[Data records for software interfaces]
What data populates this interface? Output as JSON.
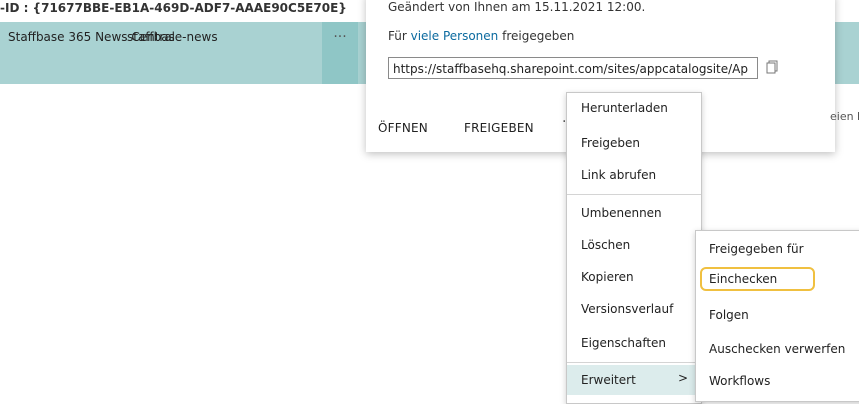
{
  "header": {
    "id_line": "-ID : {71677BBE-EB1A-469D-ADF7-AAAE90C5E70E}"
  },
  "row": {
    "name": "Staffbase 365 News Central",
    "internal_name": "staffbase-news",
    "more_label": "..."
  },
  "callout": {
    "modified": "Geändert von Ihnen am 15.11.2021 12:00.",
    "shared_prefix": "Für ",
    "shared_link": "viele Personen",
    "shared_suffix": " freigegeben",
    "url": "https://staffbasehq.sharepoint.com/sites/appcatalogsite/Ap",
    "open_label": "ÖFFNEN",
    "share_label": "FREIGEBEN",
    "more_label": "···"
  },
  "side_text": "eien hierh",
  "menu": {
    "items": [
      "Herunterladen",
      "Freigeben",
      "Link abrufen",
      "Umbenennen",
      "Löschen",
      "Kopieren",
      "Versionsverlauf",
      "Eigenschaften"
    ],
    "advanced_label": "Erweitert",
    "advanced_chevron": ">"
  },
  "submenu": {
    "items": [
      "Freigegeben für",
      "Einchecken",
      "Folgen",
      "Auschecken verwerfen",
      "Workflows"
    ]
  },
  "colors": {
    "selected_row": "#a9d2d2",
    "highlight_ring": "#f0c040",
    "link": "#0b6a9f"
  }
}
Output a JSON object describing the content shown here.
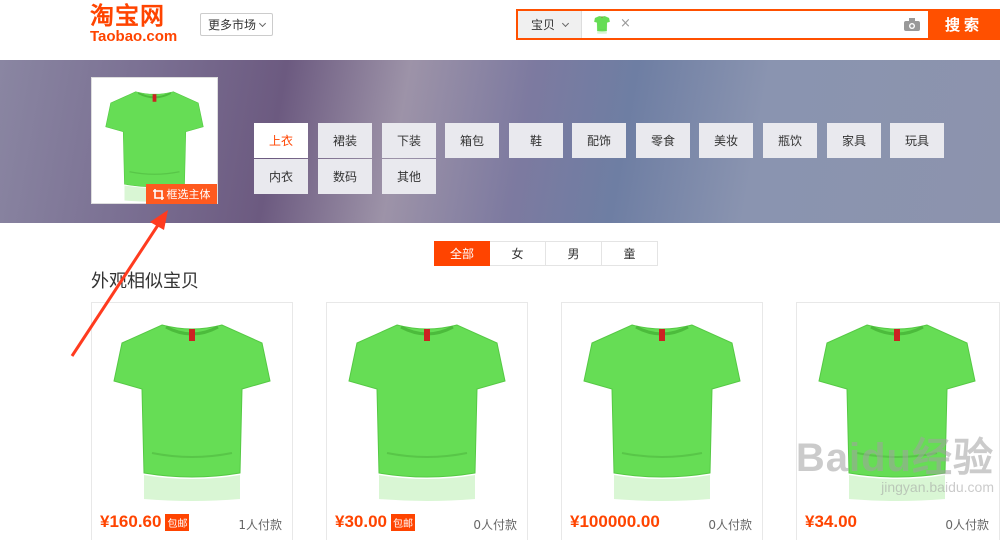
{
  "header": {
    "logo_cn": "淘宝网",
    "logo_en": "Taobao.com",
    "market_label": "更多市场",
    "search_type": "宝贝",
    "search_clear": "×",
    "search_placeholder": "",
    "search_button": "搜索"
  },
  "banner": {
    "crop_label": "框选主体",
    "categories": [
      "上衣",
      "裙装",
      "下装",
      "箱包",
      "鞋",
      "配饰",
      "零食",
      "美妆",
      "瓶饮",
      "家具",
      "玩具",
      "内衣",
      "数码",
      "其他"
    ]
  },
  "gender_tabs": [
    "全部",
    "女",
    "男",
    "童"
  ],
  "section_title": "外观相似宝贝",
  "products": [
    {
      "price": "¥160.60",
      "badge": "包邮",
      "sales": "1人付款"
    },
    {
      "price": "¥30.00",
      "badge": "包邮",
      "sales": "0人付款"
    },
    {
      "price": "¥100000.00",
      "badge": "",
      "sales": "0人付款"
    },
    {
      "price": "¥34.00",
      "badge": "",
      "sales": "0人付款"
    }
  ],
  "watermark": {
    "big": "Baidu经验",
    "small": "jingyan.baidu.com"
  },
  "colors": {
    "accent": "#ff4400",
    "shirt": "#66dd55"
  }
}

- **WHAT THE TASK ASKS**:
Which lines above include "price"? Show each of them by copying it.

- **RESULT**:
      "price": "¥160.60",
      "price": "¥30.00",
      "price": "¥100000.00",
      "price": "¥34.00",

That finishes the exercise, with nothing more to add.